About this exercise - If a record holds a picture, drop the picture and return the rest of the record word for word.

[Excerpts from an interface dataset]
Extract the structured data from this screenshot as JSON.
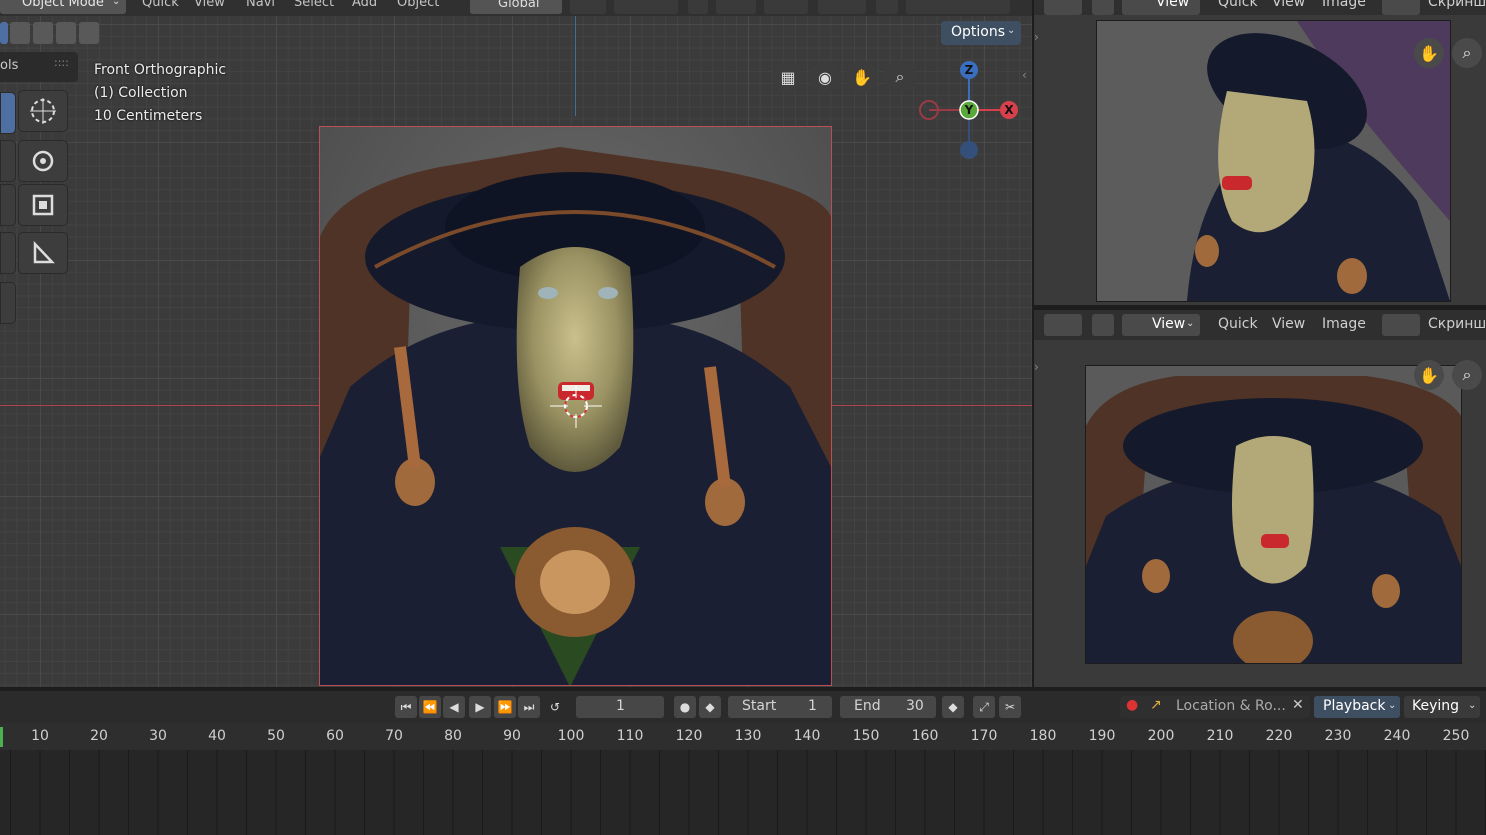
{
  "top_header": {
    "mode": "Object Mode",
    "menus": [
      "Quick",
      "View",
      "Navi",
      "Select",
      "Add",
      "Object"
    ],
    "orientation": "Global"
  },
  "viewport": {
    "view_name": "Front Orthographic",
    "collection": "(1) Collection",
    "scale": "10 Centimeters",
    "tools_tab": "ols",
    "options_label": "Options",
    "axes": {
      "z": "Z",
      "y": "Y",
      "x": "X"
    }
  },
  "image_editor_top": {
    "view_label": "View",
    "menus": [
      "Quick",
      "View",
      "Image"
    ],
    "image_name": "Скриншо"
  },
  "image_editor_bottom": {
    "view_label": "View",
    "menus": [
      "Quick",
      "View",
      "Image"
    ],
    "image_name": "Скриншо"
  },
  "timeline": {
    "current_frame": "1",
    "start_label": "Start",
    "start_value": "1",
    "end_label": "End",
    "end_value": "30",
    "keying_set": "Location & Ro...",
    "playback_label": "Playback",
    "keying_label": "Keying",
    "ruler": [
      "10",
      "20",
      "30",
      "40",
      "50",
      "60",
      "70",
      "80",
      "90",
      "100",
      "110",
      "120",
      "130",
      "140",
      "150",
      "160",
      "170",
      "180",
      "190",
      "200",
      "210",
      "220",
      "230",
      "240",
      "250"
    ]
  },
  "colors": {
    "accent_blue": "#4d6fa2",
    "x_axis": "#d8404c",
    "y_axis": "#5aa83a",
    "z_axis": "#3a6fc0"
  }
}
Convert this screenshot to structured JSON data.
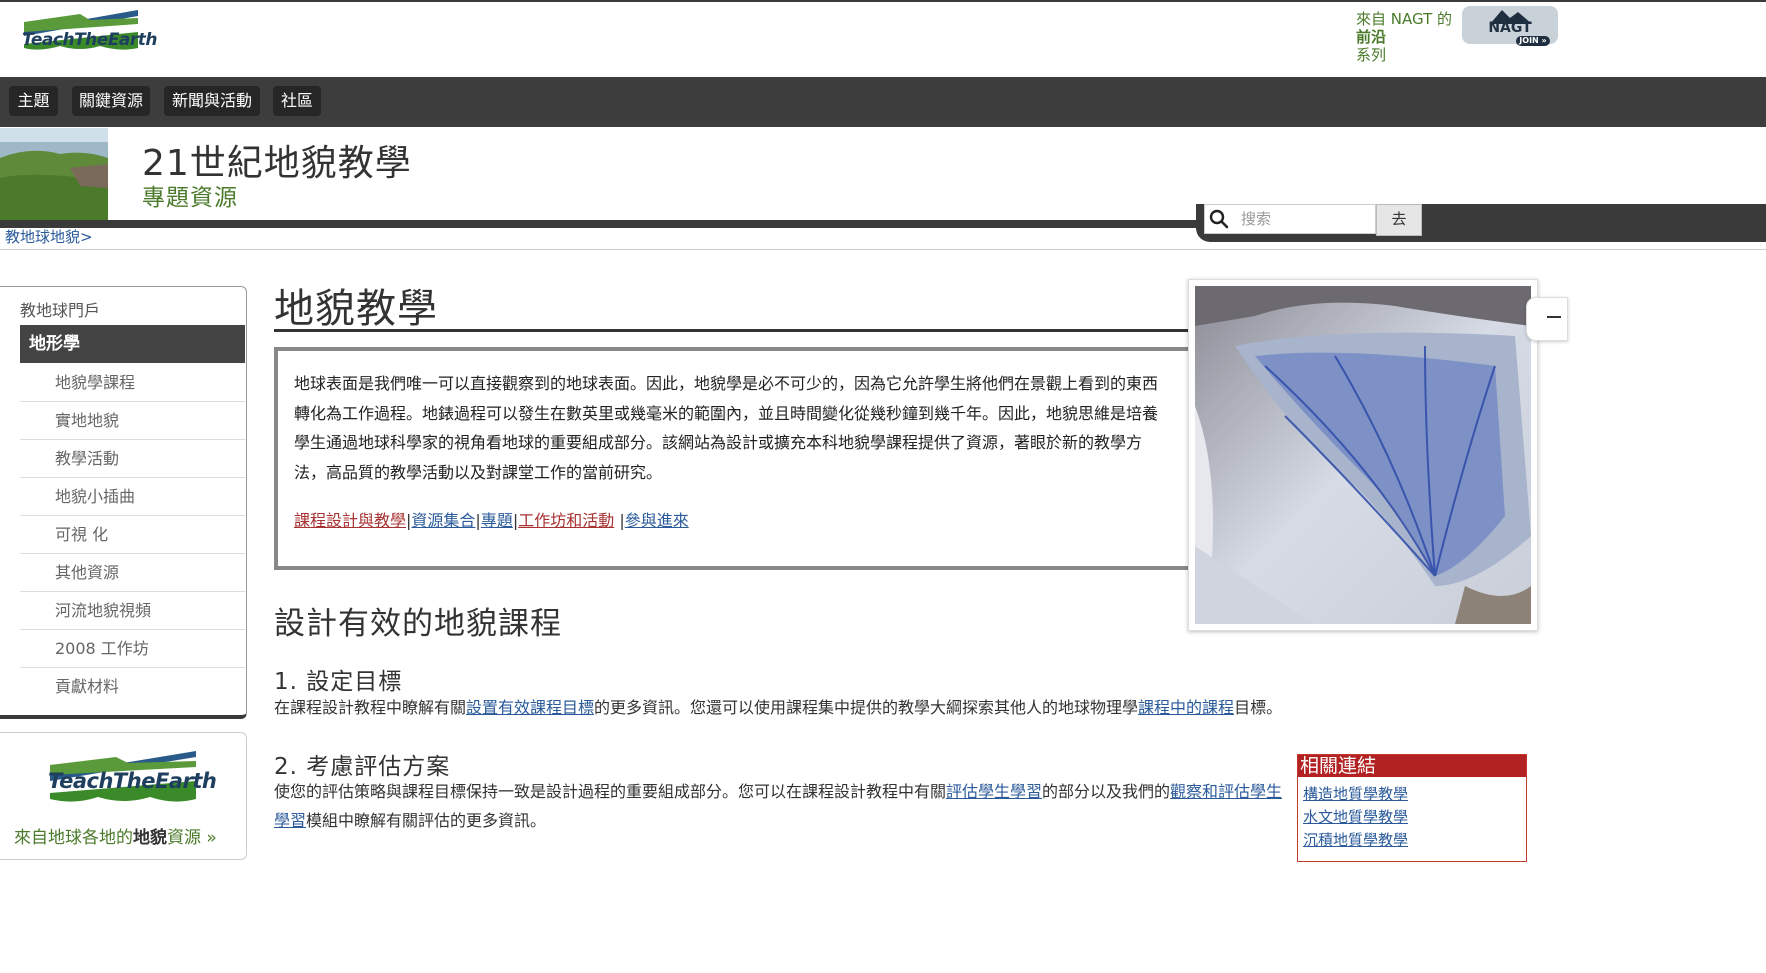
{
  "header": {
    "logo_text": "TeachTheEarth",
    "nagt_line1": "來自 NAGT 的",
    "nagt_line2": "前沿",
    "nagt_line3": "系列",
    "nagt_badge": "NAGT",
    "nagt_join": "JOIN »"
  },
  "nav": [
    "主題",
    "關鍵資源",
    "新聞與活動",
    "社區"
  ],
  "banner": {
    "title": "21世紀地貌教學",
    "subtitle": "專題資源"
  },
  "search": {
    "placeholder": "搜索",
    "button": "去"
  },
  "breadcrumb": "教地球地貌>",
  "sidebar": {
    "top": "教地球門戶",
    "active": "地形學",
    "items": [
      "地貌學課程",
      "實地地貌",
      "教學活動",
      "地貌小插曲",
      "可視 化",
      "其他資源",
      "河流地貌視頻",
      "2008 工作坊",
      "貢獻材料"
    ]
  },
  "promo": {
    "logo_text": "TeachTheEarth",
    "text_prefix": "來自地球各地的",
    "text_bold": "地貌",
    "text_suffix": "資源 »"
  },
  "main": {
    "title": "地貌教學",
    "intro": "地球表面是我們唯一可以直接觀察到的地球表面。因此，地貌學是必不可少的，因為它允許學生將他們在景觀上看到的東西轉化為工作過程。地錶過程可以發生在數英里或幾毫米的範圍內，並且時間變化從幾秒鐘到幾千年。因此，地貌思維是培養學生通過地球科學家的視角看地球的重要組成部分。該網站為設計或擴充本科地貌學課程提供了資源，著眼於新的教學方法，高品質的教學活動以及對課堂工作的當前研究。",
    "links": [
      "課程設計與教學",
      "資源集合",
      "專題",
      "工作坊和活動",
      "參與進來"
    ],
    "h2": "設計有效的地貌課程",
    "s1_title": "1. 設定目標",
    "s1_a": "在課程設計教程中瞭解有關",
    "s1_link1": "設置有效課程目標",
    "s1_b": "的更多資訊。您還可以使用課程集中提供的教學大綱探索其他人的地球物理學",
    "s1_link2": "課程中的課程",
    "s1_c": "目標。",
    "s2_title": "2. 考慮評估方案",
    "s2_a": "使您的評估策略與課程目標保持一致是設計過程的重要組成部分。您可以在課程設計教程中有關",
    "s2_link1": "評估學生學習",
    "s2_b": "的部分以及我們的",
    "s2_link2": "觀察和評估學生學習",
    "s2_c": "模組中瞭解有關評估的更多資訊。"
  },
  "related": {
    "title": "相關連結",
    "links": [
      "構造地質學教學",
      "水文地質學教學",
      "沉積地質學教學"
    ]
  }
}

Your solution -
Extract the structured data from this screenshot as JSON.
{
  "top_header": {
    "mode": "Object Mode",
    "menus": [
      "Quick",
      "View",
      "Navi",
      "Select",
      "Add",
      "Object"
    ],
    "orientation": "Global"
  },
  "viewport": {
    "view_name": "Front Orthographic",
    "collection": "(1) Collection",
    "scale": "10 Centimeters",
    "tools_tab": "ols",
    "options_label": "Options",
    "axes": {
      "z": "Z",
      "y": "Y",
      "x": "X"
    }
  },
  "image_editor_top": {
    "view_label": "View",
    "menus": [
      "Quick",
      "View",
      "Image"
    ],
    "image_name": "Скриншо"
  },
  "image_editor_bottom": {
    "view_label": "View",
    "menus": [
      "Quick",
      "View",
      "Image"
    ],
    "image_name": "Скриншо"
  },
  "timeline": {
    "current_frame": "1",
    "start_label": "Start",
    "start_value": "1",
    "end_label": "End",
    "end_value": "30",
    "keying_set": "Location & Ro...",
    "playback_label": "Playback",
    "keying_label": "Keying",
    "ruler": [
      "10",
      "20",
      "30",
      "40",
      "50",
      "60",
      "70",
      "80",
      "90",
      "100",
      "110",
      "120",
      "130",
      "140",
      "150",
      "160",
      "170",
      "180",
      "190",
      "200",
      "210",
      "220",
      "230",
      "240",
      "250"
    ]
  },
  "colors": {
    "accent_blue": "#4d6fa2",
    "x_axis": "#d8404c",
    "y_axis": "#5aa83a",
    "z_axis": "#3a6fc0"
  }
}
Convert this screenshot to structured JSON data.
{
  "header": {
    "logo_text": "TeachTheEarth",
    "nagt_line1": "來自 NAGT 的",
    "nagt_line2": "前沿",
    "nagt_line3": "系列",
    "nagt_badge": "NAGT",
    "nagt_join": "JOIN »"
  },
  "nav": [
    "主題",
    "關鍵資源",
    "新聞與活動",
    "社區"
  ],
  "banner": {
    "title": "21世紀地貌教學",
    "subtitle": "專題資源"
  },
  "search": {
    "placeholder": "搜索",
    "button": "去"
  },
  "breadcrumb": "教地球地貌>",
  "sidebar": {
    "top": "教地球門戶",
    "active": "地形學",
    "items": [
      "地貌學課程",
      "實地地貌",
      "教學活動",
      "地貌小插曲",
      "可視 化",
      "其他資源",
      "河流地貌視頻",
      "2008 工作坊",
      "貢獻材料"
    ]
  },
  "promo": {
    "logo_text": "TeachTheEarth",
    "text_prefix": "來自地球各地的",
    "text_bold": "地貌",
    "text_suffix": "資源 »"
  },
  "main": {
    "title": "地貌教學",
    "intro": "地球表面是我們唯一可以直接觀察到的地球表面。因此，地貌學是必不可少的，因為它允許學生將他們在景觀上看到的東西轉化為工作過程。地錶過程可以發生在數英里或幾毫米的範圍內，並且時間變化從幾秒鐘到幾千年。因此，地貌思維是培養學生通過地球科學家的視角看地球的重要組成部分。該網站為設計或擴充本科地貌學課程提供了資源，著眼於新的教學方法，高品質的教學活動以及對課堂工作的當前研究。",
    "links": [
      "課程設計與教學",
      "資源集合",
      "專題",
      "工作坊和活動",
      "參與進來"
    ],
    "h2": "設計有效的地貌課程",
    "s1_title": "1. 設定目標",
    "s1_a": "在課程設計教程中瞭解有關",
    "s1_link1": "設置有效課程目標",
    "s1_b": "的更多資訊。您還可以使用課程集中提供的教學大綱探索其他人的地球物理學",
    "s1_link2": "課程中的課程",
    "s1_c": "目標。",
    "s2_title": "2. 考慮評估方案",
    "s2_a": "使您的評估策略與課程目標保持一致是設計過程的重要組成部分。您可以在課程設計教程中有關",
    "s2_link1": "評估學生學習",
    "s2_b": "的部分以及我們的",
    "s2_link2": "觀察和評估學生學習",
    "s2_c": "模組中瞭解有關評估的更多資訊。"
  },
  "related": {
    "title": "相關連結",
    "links": [
      "構造地質學教學",
      "水文地質學教學",
      "沉積地質學教學"
    ]
  }
}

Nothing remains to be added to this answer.